Adderall is a prescription stimulant drug used to treat attention deficit hyperactivity disorder, or ADHD. It may also be regularly abused as a “study drug” to enhance focus and increase wakefulness; as a “crash diet drug” for its appetite-suppressing effects; and recreationally as a “party drug” for the heightened euphoria, energy, and excitability it can promote. A study at the University of Kentucky found that 30 percent of its students had abused an ADHD medication like Adderall at some point in their lives, CNN reports, which may represent a microcosm of a larger picture of college campuses around the country.
Adderall is a combination of amphetamine and dextroamphetamine that is available in immediate-release (IR) or extended-release (ER) formulations. The U.S. Food and Drug Administration (FDA) has issued warnings regarding the possible dangerous side effects of the drug, including the potential for a life-threatening overdose when the medication is not taken as prescribed.
Adderall may be abused by taking it without a medical need, for recreational purposes, taking more of the dosage than prescribed, or by altering the drug to use in a way other than intended.
The Drug Enforcement Administration (DEA) categorizes Adderall as Schedule II since it has a high potential for abuse, diversion, and addiction, even though it does have legitimate medical uses as well. Abusing Adderall in any manner can be dangerous. The Drug Abuse Warning Network (DAWN) reported that in 2011, more than 17,000 people sought emergency department (ED) treatment for a negative reaction to an amphetamine-dextroamphetamine medication.
When it is taken necessarily for medical reasons and working as prescribed, Adderall can help people focus, combat hyperactivity, and help balance some of the chemicals in the brain that are negatively affected by ADHD. When abused, the functions of the central nervous system may be increased to hazardous levels.
Adderall tablets or capsules are often crushed and then snorted for a more rapid “high. Crushing and then snorting Adderall medication that has an extended-release format, like Adderall XR, bypasses the way the drug is supposed to be slowly released in set doses over a set period of time. Instead, it sends the entire amount of the drug into the bloodstream at once. The brain may be overwhelmed by the amount of Adderall suddenly in its system and may not be able to safely break down the drug. Seizures, racing heart rate, hypertension, fever, severe confusion, and psychosis may be side effects of Adderall overdose, and these can result in stroke, heart attack, or death without swift medical treatment. Mixing other drugs or alcohol with Adderall only increases the risks.
Close to 30,000 Americans died from a prescription drug overdose in 2014, as published by the National Institute on Drug Abuse (NIDA).
In addition to the high risk for an unintentional overdose, there are many other hazards specific to snorting Adderall, such as damage to the nasal and sinus cavity, respiratory infections, and lung damage.
Adderall can increase the levels of some of the brain’s chemical messengers, like norepinephrine, epinephrine (adrenaline) and dopamine, which are partially responsible for making people feel good by enhancing pleasure.

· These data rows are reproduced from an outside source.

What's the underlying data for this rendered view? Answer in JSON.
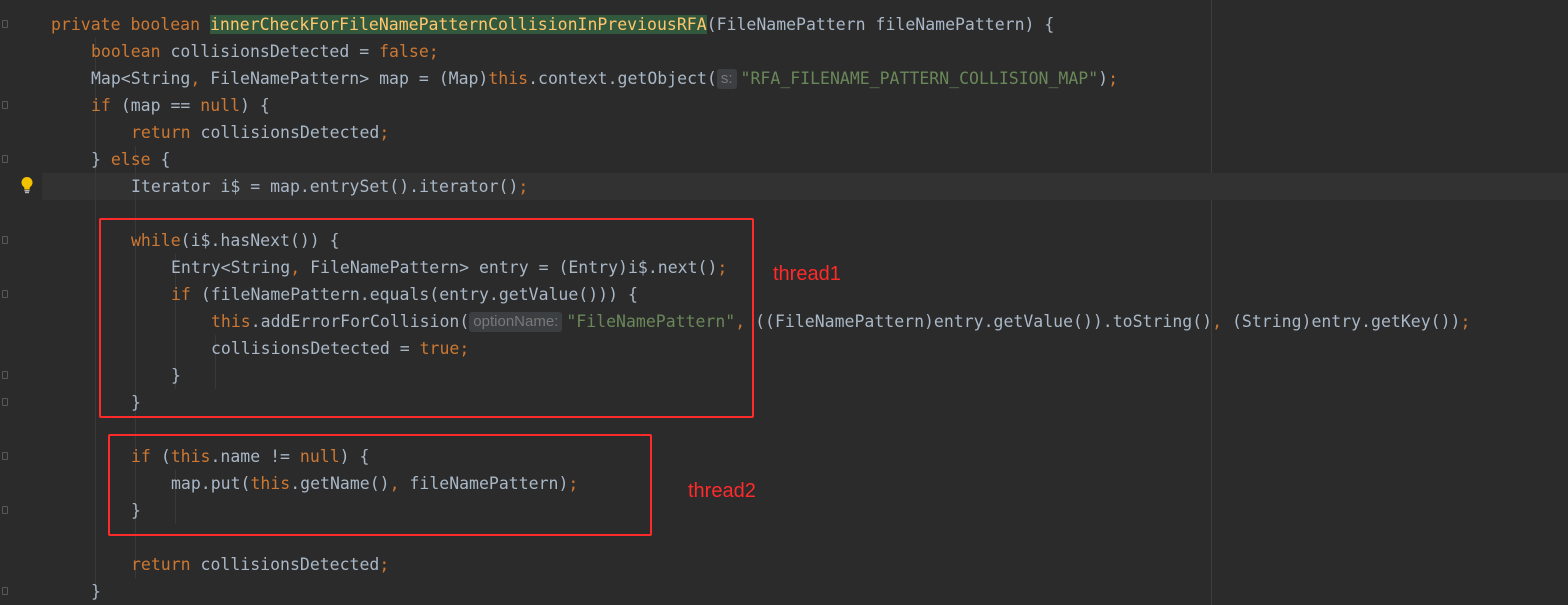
{
  "code": {
    "lines": [
      {
        "tokens": [
          {
            "t": "private boolean ",
            "c": "kw"
          },
          {
            "t": "innerCheckForFileNamePatternCollisionInPreviousRFA",
            "c": "method-hl"
          },
          {
            "t": "(FileNamePattern fileNamePattern) {",
            "c": "plain"
          }
        ]
      },
      {
        "tokens": [
          {
            "t": "boolean ",
            "c": "kw"
          },
          {
            "t": "collisionsDetected = ",
            "c": "plain"
          },
          {
            "t": "false",
            "c": "kw"
          },
          {
            "t": ";",
            "c": "kw"
          }
        ]
      },
      {
        "tokens": [
          {
            "t": "Map<String",
            "c": "plain"
          },
          {
            "t": ", ",
            "c": "kw"
          },
          {
            "t": "FileNamePattern> map = (Map)",
            "c": "plain"
          },
          {
            "t": "this",
            "c": "kw"
          },
          {
            "t": ".context.getObject(",
            "c": "plain"
          },
          {
            "t": "s:",
            "c": "hint"
          },
          {
            "t": "\"RFA_FILENAME_PATTERN_COLLISION_MAP\"",
            "c": "str"
          },
          {
            "t": ")",
            "c": "plain"
          },
          {
            "t": ";",
            "c": "kw"
          }
        ]
      },
      {
        "tokens": [
          {
            "t": "if ",
            "c": "kw"
          },
          {
            "t": "(map == ",
            "c": "plain"
          },
          {
            "t": "null",
            "c": "kw"
          },
          {
            "t": ") {",
            "c": "plain"
          }
        ]
      },
      {
        "tokens": [
          {
            "t": "return ",
            "c": "kw"
          },
          {
            "t": "collisionsDetected",
            "c": "plain"
          },
          {
            "t": ";",
            "c": "kw"
          }
        ]
      },
      {
        "tokens": [
          {
            "t": "} ",
            "c": "plain"
          },
          {
            "t": "else ",
            "c": "kw"
          },
          {
            "t": "{",
            "c": "plain"
          }
        ]
      },
      {
        "tokens": [
          {
            "t": "Iterator i$ = map.entrySet().iterator()",
            "c": "plain"
          },
          {
            "t": ";",
            "c": "kw"
          }
        ]
      },
      {
        "tokens": [
          {
            "t": "while",
            "c": "kw"
          },
          {
            "t": "(i$.hasNext()) {",
            "c": "plain"
          }
        ]
      },
      {
        "tokens": [
          {
            "t": "Entry<String",
            "c": "plain"
          },
          {
            "t": ", ",
            "c": "kw"
          },
          {
            "t": "FileNamePattern> entry = (Entry)i$.next()",
            "c": "plain"
          },
          {
            "t": ";",
            "c": "kw"
          }
        ]
      },
      {
        "tokens": [
          {
            "t": "if ",
            "c": "kw"
          },
          {
            "t": "(fileNamePattern.equals(entry.getValue())) {",
            "c": "plain"
          }
        ]
      },
      {
        "tokens": [
          {
            "t": "this",
            "c": "kw"
          },
          {
            "t": ".addErrorForCollision(",
            "c": "plain"
          },
          {
            "t": "optionName:",
            "c": "hint"
          },
          {
            "t": "\"FileNamePattern\"",
            "c": "str"
          },
          {
            "t": ", ",
            "c": "kw"
          },
          {
            "t": "((FileNamePattern)entry.getValue()).toString()",
            "c": "plain"
          },
          {
            "t": ", ",
            "c": "kw"
          },
          {
            "t": "(String)entry.getKey())",
            "c": "plain"
          },
          {
            "t": ";",
            "c": "kw"
          }
        ]
      },
      {
        "tokens": [
          {
            "t": "collisionsDetected = ",
            "c": "plain"
          },
          {
            "t": "true",
            "c": "kw"
          },
          {
            "t": ";",
            "c": "kw"
          }
        ]
      },
      {
        "tokens": [
          {
            "t": "}",
            "c": "plain"
          }
        ]
      },
      {
        "tokens": [
          {
            "t": "}",
            "c": "plain"
          }
        ]
      },
      {
        "tokens": [
          {
            "t": "if ",
            "c": "kw"
          },
          {
            "t": "(",
            "c": "plain"
          },
          {
            "t": "this",
            "c": "kw"
          },
          {
            "t": ".name != ",
            "c": "plain"
          },
          {
            "t": "null",
            "c": "kw"
          },
          {
            "t": ") {",
            "c": "plain"
          }
        ]
      },
      {
        "tokens": [
          {
            "t": "map.put(",
            "c": "plain"
          },
          {
            "t": "this",
            "c": "kw"
          },
          {
            "t": ".getName()",
            "c": "plain"
          },
          {
            "t": ", ",
            "c": "kw"
          },
          {
            "t": "fileNamePattern)",
            "c": "plain"
          },
          {
            "t": ";",
            "c": "kw"
          }
        ]
      },
      {
        "tokens": [
          {
            "t": "}",
            "c": "plain"
          }
        ]
      },
      {
        "tokens": [
          {
            "t": "return ",
            "c": "kw"
          },
          {
            "t": "collisionsDetected",
            "c": "plain"
          },
          {
            "t": ";",
            "c": "kw"
          }
        ]
      },
      {
        "tokens": [
          {
            "t": "}",
            "c": "plain"
          }
        ]
      }
    ]
  },
  "annotations": {
    "thread1_label": "thread1",
    "thread2_label": "thread2"
  },
  "colors": {
    "background": "#2b2b2b",
    "keyword": "#cc7832",
    "string": "#6a8759",
    "identifier": "#a9b7c6",
    "method_highlight_text": "#ffc66d",
    "method_highlight_bg": "#32593d",
    "annotation_red": "#ff2a2a"
  },
  "icons": {
    "gutter_intention": "lightbulb-icon"
  }
}
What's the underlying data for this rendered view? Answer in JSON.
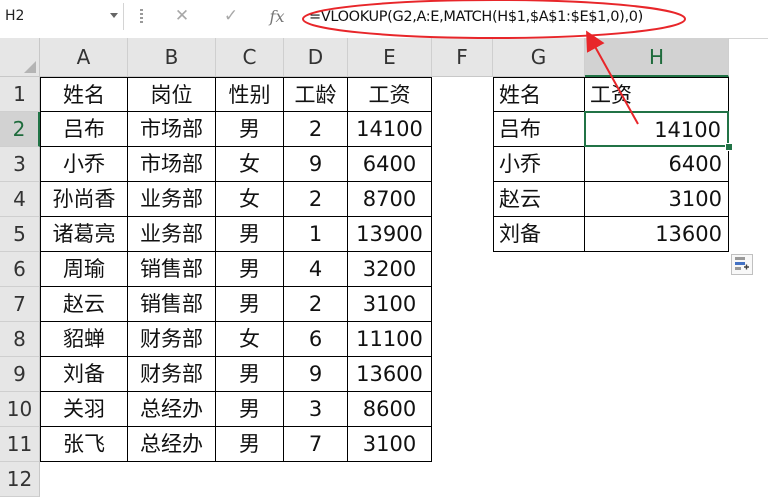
{
  "formula_bar": {
    "name_box": "H2",
    "cancel_icon": "✕",
    "enter_icon": "✓",
    "fx_label": "fx",
    "formula": "=VLOOKUP(G2,A:E,MATCH(H$1,$A$1:$E$1,0),0)"
  },
  "columns": [
    "A",
    "B",
    "C",
    "D",
    "E",
    "F",
    "G",
    "H"
  ],
  "selected_column": "H",
  "selected_row": "2",
  "active_cell": "H2",
  "rows": [
    "1",
    "2",
    "3",
    "4",
    "5",
    "6",
    "7",
    "8",
    "9",
    "10",
    "11",
    "12"
  ],
  "data_table": {
    "headers": [
      "姓名",
      "岗位",
      "性别",
      "工龄",
      "工资"
    ],
    "rows": [
      [
        "吕布",
        "市场部",
        "男",
        "2",
        "14100"
      ],
      [
        "小乔",
        "市场部",
        "女",
        "9",
        "6400"
      ],
      [
        "孙尚香",
        "业务部",
        "女",
        "2",
        "8700"
      ],
      [
        "诸葛亮",
        "业务部",
        "男",
        "1",
        "13900"
      ],
      [
        "周瑜",
        "销售部",
        "男",
        "4",
        "3200"
      ],
      [
        "赵云",
        "销售部",
        "男",
        "2",
        "3100"
      ],
      [
        "貂蝉",
        "财务部",
        "女",
        "6",
        "11100"
      ],
      [
        "刘备",
        "财务部",
        "男",
        "9",
        "13600"
      ],
      [
        "关羽",
        "总经办",
        "男",
        "3",
        "8600"
      ],
      [
        "张飞",
        "总经办",
        "男",
        "7",
        "3100"
      ]
    ]
  },
  "lookup_table": {
    "headers": [
      "姓名",
      "工资"
    ],
    "rows": [
      [
        "吕布",
        "14100"
      ],
      [
        "小乔",
        "6400"
      ],
      [
        "赵云",
        "3100"
      ],
      [
        "刘备",
        "13600"
      ]
    ]
  },
  "colors": {
    "accent": "#217346",
    "annotation": "#e8262a",
    "grid": "#000000"
  },
  "icons": {
    "name_box_dropdown": "chevron-down-icon",
    "paste_options": "paste-options-icon"
  }
}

These messengers also ready the body for anything that may come its way by increasing alertness and activating the “fight-or-flight” response, the Columbia Science Review explains. These effects may be desirable, and someone abusing Adderall may be keen to recreate these good feelings.
Regular abuse of Adderall can actually alter the way these natural brain chemicals are produced and how they flow through the central nervous system, creating an imbalance that only the drug can then rectify.
This is when dependence has formed. When the drug is then removed or its use is stopped, uncomfortable withdrawal symptoms, like depression, fatigue, insomnia, difficulties concentrating or thinking clearly, memory issues, tremors, and anxiety, may occur. Oftentimes, withdrawal symptoms are the opposite experience of an Adderall “high.”Drug cravings and the desire to avoid withdrawal symptoms may translate into drug-seeking behaviors and compulsive Adderall abuse. Snorting Adderall may lead to an increased risk for developing an addiction to the drug, NIDA reports, as it sends the drug more quickly into the brain, thus creating the chemical changes more rapidly than swallowing the drug may.
The National Survey on Drug Use and Health (NSDUH) published that in 2013, close to 1.5 million Americans aged 12 and older abused a prescription stimulant drug like Adderall at the time of, or in the month leading up to, the survey. Adderall abuse or addiction is associated with the following:
Adderall, when used as prescribed, may be beneficial for individuals battling ADHD; however, when snorted and used outside of a medicinal purpose, it can be dangerous. Abuse of Adderall can potentially cause a life-threatening overdose or other medical complications, and lead to addiction.